Data provided =
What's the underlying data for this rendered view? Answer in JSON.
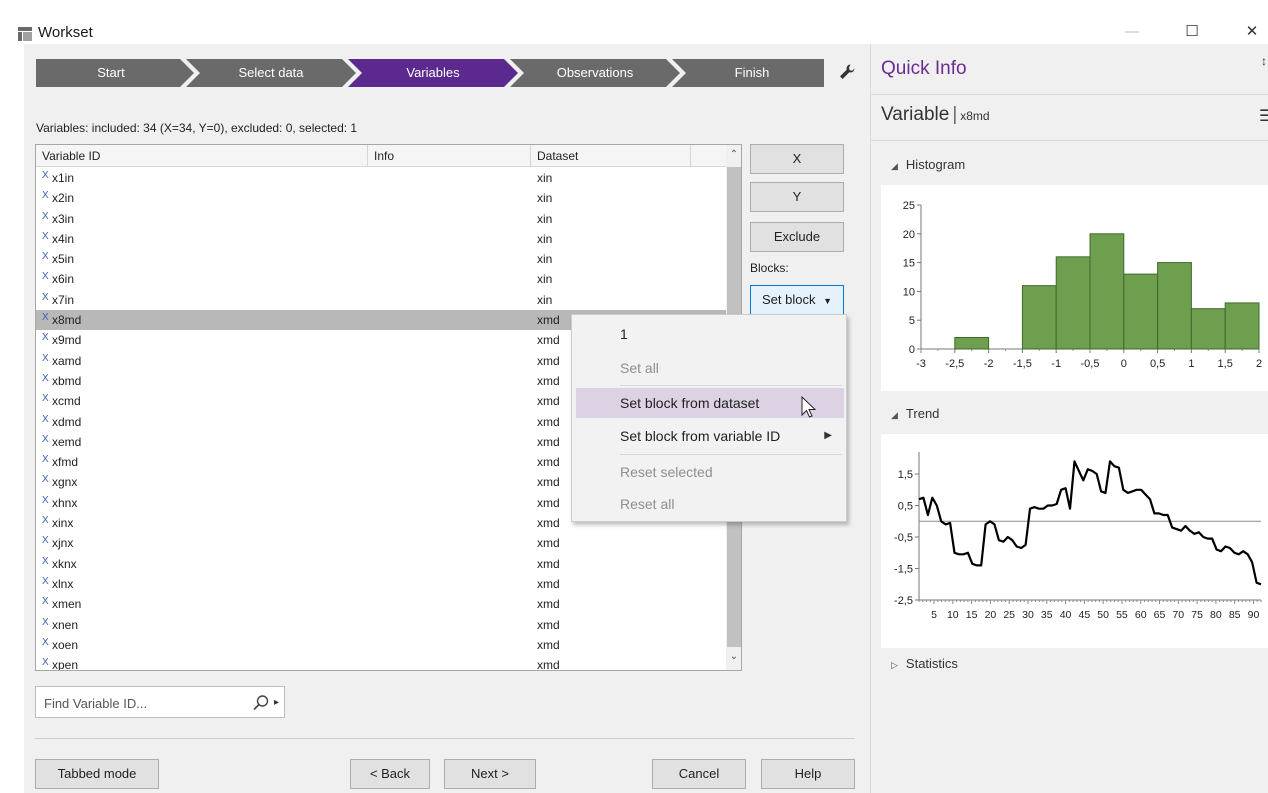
{
  "window": {
    "title": "Workset",
    "minimize": "—",
    "maximize": "☐",
    "close": "✕"
  },
  "wizard": {
    "steps": [
      "Start",
      "Select data",
      "Variables",
      "Observations",
      "Finish"
    ],
    "active_index": 2,
    "active_color": "#5c2a8f",
    "inactive_color": "#6a6a6a"
  },
  "status_line": "Variables: included: 34 (X=34, Y=0), excluded: 0, selected: 1",
  "table": {
    "columns": [
      "Variable ID",
      "Info",
      "Dataset"
    ],
    "x_marker": "X",
    "selected_index": 7,
    "rows": [
      {
        "id": "x1in",
        "info": "",
        "dataset": "xin"
      },
      {
        "id": "x2in",
        "info": "",
        "dataset": "xin"
      },
      {
        "id": "x3in",
        "info": "",
        "dataset": "xin"
      },
      {
        "id": "x4in",
        "info": "",
        "dataset": "xin"
      },
      {
        "id": "x5in",
        "info": "",
        "dataset": "xin"
      },
      {
        "id": "x6in",
        "info": "",
        "dataset": "xin"
      },
      {
        "id": "x7in",
        "info": "",
        "dataset": "xin"
      },
      {
        "id": "x8md",
        "info": "",
        "dataset": "xmd"
      },
      {
        "id": "x9md",
        "info": "",
        "dataset": "xmd"
      },
      {
        "id": "xamd",
        "info": "",
        "dataset": "xmd"
      },
      {
        "id": "xbmd",
        "info": "",
        "dataset": "xmd"
      },
      {
        "id": "xcmd",
        "info": "",
        "dataset": "xmd"
      },
      {
        "id": "xdmd",
        "info": "",
        "dataset": "xmd"
      },
      {
        "id": "xemd",
        "info": "",
        "dataset": "xmd"
      },
      {
        "id": "xfmd",
        "info": "",
        "dataset": "xmd"
      },
      {
        "id": "xgnx",
        "info": "",
        "dataset": "xmd"
      },
      {
        "id": "xhnx",
        "info": "",
        "dataset": "xmd"
      },
      {
        "id": "xinx",
        "info": "",
        "dataset": "xmd"
      },
      {
        "id": "xjnx",
        "info": "",
        "dataset": "xmd"
      },
      {
        "id": "xknx",
        "info": "",
        "dataset": "xmd"
      },
      {
        "id": "xlnx",
        "info": "",
        "dataset": "xmd"
      },
      {
        "id": "xmen",
        "info": "",
        "dataset": "xmd"
      },
      {
        "id": "xnen",
        "info": "",
        "dataset": "xmd"
      },
      {
        "id": "xoen",
        "info": "",
        "dataset": "xmd"
      },
      {
        "id": "xpen",
        "info": "",
        "dataset": "xmd"
      }
    ]
  },
  "side_buttons": {
    "x": "X",
    "y": "Y",
    "exclude": "Exclude",
    "blocks_label": "Blocks:",
    "set_block": "Set block"
  },
  "context_menu": {
    "items": [
      {
        "label": "1",
        "enabled": true
      },
      {
        "label": "Set all",
        "enabled": false
      },
      {
        "label": "Set block from dataset",
        "enabled": true,
        "hover": true
      },
      {
        "label": "Set block from variable ID",
        "enabled": true,
        "submenu": true
      },
      {
        "label": "Reset selected",
        "enabled": false
      },
      {
        "label": "Reset all",
        "enabled": false
      }
    ]
  },
  "find": {
    "placeholder": "Find Variable ID..."
  },
  "bottom_buttons": {
    "tabbed_mode": "Tabbed mode",
    "back": "< Back",
    "next": "Next >",
    "cancel": "Cancel",
    "help": "Help"
  },
  "quick_info": {
    "title": "Quick Info",
    "pin": "↕",
    "variable_label": "Variable",
    "variable_name": "x8md",
    "histogram_label": "Histogram",
    "trend_label": "Trend",
    "statistics_label": "Statistics",
    "title_color": "#6a2c91"
  },
  "chart_data": [
    {
      "type": "bar",
      "title": "Histogram",
      "bar_color": "#6e9f4f",
      "bins": [
        {
          "from": -2.5,
          "to": -2.0,
          "count": 2
        },
        {
          "from": -2.0,
          "to": -1.5,
          "count": 0
        },
        {
          "from": -1.5,
          "to": -1.0,
          "count": 11
        },
        {
          "from": -1.0,
          "to": -0.5,
          "count": 16
        },
        {
          "from": -0.5,
          "to": 0.0,
          "count": 20
        },
        {
          "from": 0.0,
          "to": 0.5,
          "count": 13
        },
        {
          "from": 0.5,
          "to": 1.0,
          "count": 15
        },
        {
          "from": 1.0,
          "to": 1.5,
          "count": 7
        },
        {
          "from": 1.5,
          "to": 2.0,
          "count": 8
        }
      ],
      "xlim": [
        -3,
        2
      ],
      "ylim": [
        0,
        25
      ],
      "x_ticks": [
        -3,
        -2.5,
        -2,
        -1.5,
        -1,
        -0.5,
        0,
        0.5,
        1,
        1.5,
        2
      ],
      "x_tick_labels": [
        "-3",
        "-2,5",
        "-2",
        "-1,5",
        "-1",
        "-0,5",
        "0",
        "0,5",
        "1",
        "1,5",
        "2"
      ],
      "y_ticks": [
        0,
        5,
        10,
        15,
        20,
        25
      ],
      "y_tick_labels": [
        "0",
        "5",
        "10",
        "15",
        "20",
        "25"
      ]
    },
    {
      "type": "line",
      "title": "Trend",
      "line_color": "#000000",
      "xlim": [
        1,
        92
      ],
      "ylim": [
        -2.5,
        2.2
      ],
      "reference_line": 0,
      "x_ticks": [
        5,
        10,
        15,
        20,
        25,
        30,
        35,
        40,
        45,
        50,
        55,
        60,
        65,
        70,
        75,
        80,
        85,
        90
      ],
      "x_tick_labels": [
        "5",
        "10",
        "15",
        "20",
        "25",
        "30",
        "35",
        "40",
        "45",
        "50",
        "55",
        "60",
        "65",
        "70",
        "75",
        "80",
        "85",
        "90"
      ],
      "y_ticks": [
        1.5,
        0.5,
        -0.5,
        -1.5,
        -2.5
      ],
      "y_tick_labels": [
        "1,5",
        "0,5",
        "-0,5",
        "-1,5",
        "-2,5"
      ],
      "values": [
        0.7,
        0.75,
        0.2,
        0.75,
        0.5,
        0.0,
        -0.1,
        -0.05,
        -1.0,
        -1.05,
        -1.05,
        -1.0,
        -1.35,
        -1.4,
        -1.4,
        -0.1,
        0.0,
        -0.1,
        -0.6,
        -0.65,
        -0.5,
        -0.6,
        -0.8,
        -0.85,
        -0.75,
        0.4,
        0.45,
        0.4,
        0.4,
        0.5,
        0.5,
        0.55,
        1.0,
        1.05,
        0.4,
        1.9,
        1.6,
        1.3,
        1.65,
        1.6,
        1.5,
        0.95,
        0.9,
        1.9,
        1.75,
        1.7,
        1.0,
        0.9,
        0.95,
        1.0,
        1.0,
        0.85,
        0.7,
        0.25,
        0.25,
        0.2,
        0.2,
        -0.2,
        -0.25,
        -0.3,
        -0.15,
        -0.3,
        -0.4,
        -0.35,
        -0.5,
        -0.55,
        -0.55,
        -0.9,
        -0.95,
        -0.8,
        -0.85,
        -1.0,
        -1.05,
        -0.95,
        -1.05,
        -1.3,
        -1.95,
        -2.0
      ]
    }
  ]
}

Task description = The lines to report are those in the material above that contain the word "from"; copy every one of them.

Solution =
        "label": "Set block from dataset",
        "label": "Set block from variable ID",
          "from": -2.5,
          "from": -2.0,
          "from": -1.5,
          "from": -1.0,
          "from": -0.5,
          "from": 0.0,
          "from": 0.5,
          "from": 1.0,
          "from": 1.5,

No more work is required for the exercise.